- [Task to carry out]
Out of the data below, copy every line with the string "this".
** Opening Exercise material block **
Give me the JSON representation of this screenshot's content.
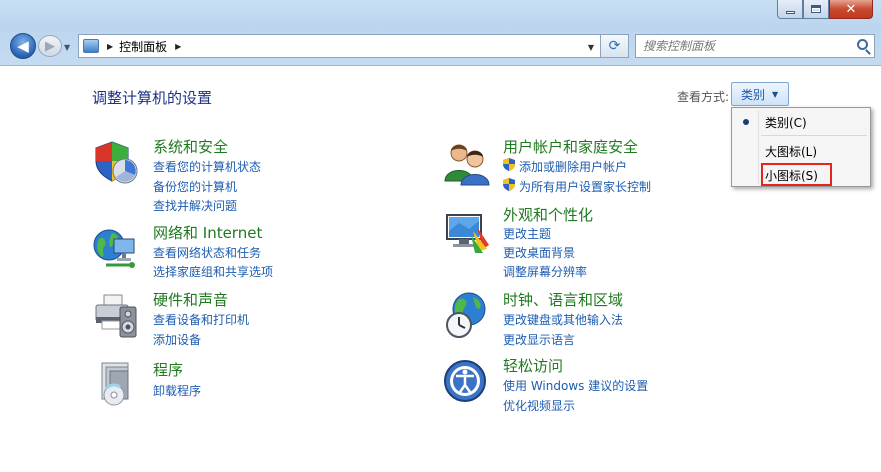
{
  "window": {
    "close_symbol": "✕"
  },
  "nav": {
    "back_symbol": "◀",
    "forward_symbol": "▶",
    "breadcrumb": [
      "控制面板"
    ],
    "refresh_symbol": "⟳",
    "search_placeholder": "搜索控制面板"
  },
  "page": {
    "title": "调整计算机的设置",
    "view_by_label": "查看方式:",
    "view_by_value": "类别"
  },
  "view_menu": {
    "items": [
      {
        "label": "类别(C)",
        "selected": true
      },
      {
        "label": "大图标(L)",
        "selected": false
      },
      {
        "label": "小图标(S)",
        "selected": false,
        "highlighted": true
      }
    ],
    "highlight_color": "#e52520"
  },
  "categories": [
    {
      "title": "系统和安全",
      "icon": "system-security-icon",
      "links": [
        "查看您的计算机状态",
        "备份您的计算机",
        "查找并解决问题"
      ]
    },
    {
      "title": "网络和 Internet",
      "icon": "network-internet-icon",
      "links": [
        "查看网络状态和任务",
        "选择家庭组和共享选项"
      ]
    },
    {
      "title": "硬件和声音",
      "icon": "hardware-sound-icon",
      "links": [
        "查看设备和打印机",
        "添加设备"
      ]
    },
    {
      "title": "程序",
      "icon": "programs-icon",
      "links": [
        "卸载程序"
      ]
    },
    {
      "title": "用户帐户和家庭安全",
      "icon": "user-accounts-icon",
      "links": [
        "添加或删除用户帐户",
        "为所有用户设置家长控制"
      ]
    },
    {
      "title": "外观和个性化",
      "icon": "appearance-icon",
      "links": [
        "更改主题",
        "更改桌面背景",
        "调整屏幕分辨率"
      ]
    },
    {
      "title": "时钟、语言和区域",
      "icon": "clock-language-icon",
      "links": [
        "更改键盘或其他输入法",
        "更改显示语言"
      ]
    },
    {
      "title": "轻松访问",
      "icon": "ease-of-access-icon",
      "links": [
        "使用 Windows 建议的设置",
        "优化视频显示"
      ]
    }
  ],
  "colors": {
    "title_green": "#1f7a1f",
    "link_blue": "#1e5db0",
    "heading_blue": "#1e3287"
  }
}
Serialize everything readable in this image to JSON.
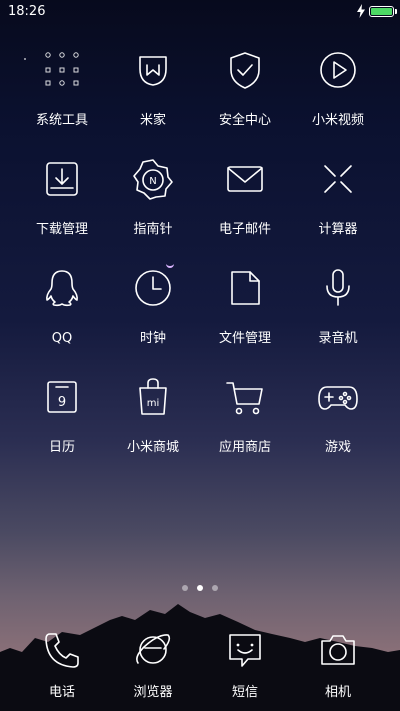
{
  "status_bar": {
    "time": "18:26",
    "battery_color": "#4cd964"
  },
  "apps": [
    {
      "label": "系统工具",
      "icon": "folder-icon"
    },
    {
      "label": "米家",
      "icon": "mijia-icon"
    },
    {
      "label": "安全中心",
      "icon": "shield-check-icon"
    },
    {
      "label": "小米视频",
      "icon": "play-icon"
    },
    {
      "label": "下载管理",
      "icon": "download-icon"
    },
    {
      "label": "指南针",
      "icon": "compass-icon"
    },
    {
      "label": "电子邮件",
      "icon": "mail-icon"
    },
    {
      "label": "计算器",
      "icon": "calculator-icon"
    },
    {
      "label": "QQ",
      "icon": "qq-icon"
    },
    {
      "label": "时钟",
      "icon": "clock-icon"
    },
    {
      "label": "文件管理",
      "icon": "file-icon"
    },
    {
      "label": "录音机",
      "icon": "microphone-icon"
    },
    {
      "label": "日历",
      "icon": "calendar-icon"
    },
    {
      "label": "小米商城",
      "icon": "shopping-bag-icon"
    },
    {
      "label": "应用商店",
      "icon": "cart-icon"
    },
    {
      "label": "游戏",
      "icon": "gamepad-icon"
    }
  ],
  "icon_glyphs": {
    "compass_letter": "N",
    "calendar_day": "9",
    "mi_mark": "mi"
  },
  "page_indicator": {
    "count": 3,
    "active_index": 1
  },
  "dock": [
    {
      "label": "电话",
      "icon": "phone-icon"
    },
    {
      "label": "浏览器",
      "icon": "browser-icon"
    },
    {
      "label": "短信",
      "icon": "message-icon"
    },
    {
      "label": "相机",
      "icon": "camera-icon"
    }
  ]
}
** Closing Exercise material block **
- [Written solution]
Give me the JSON representation of this screenshot's content.
Serialize everything readable in this image to JSON.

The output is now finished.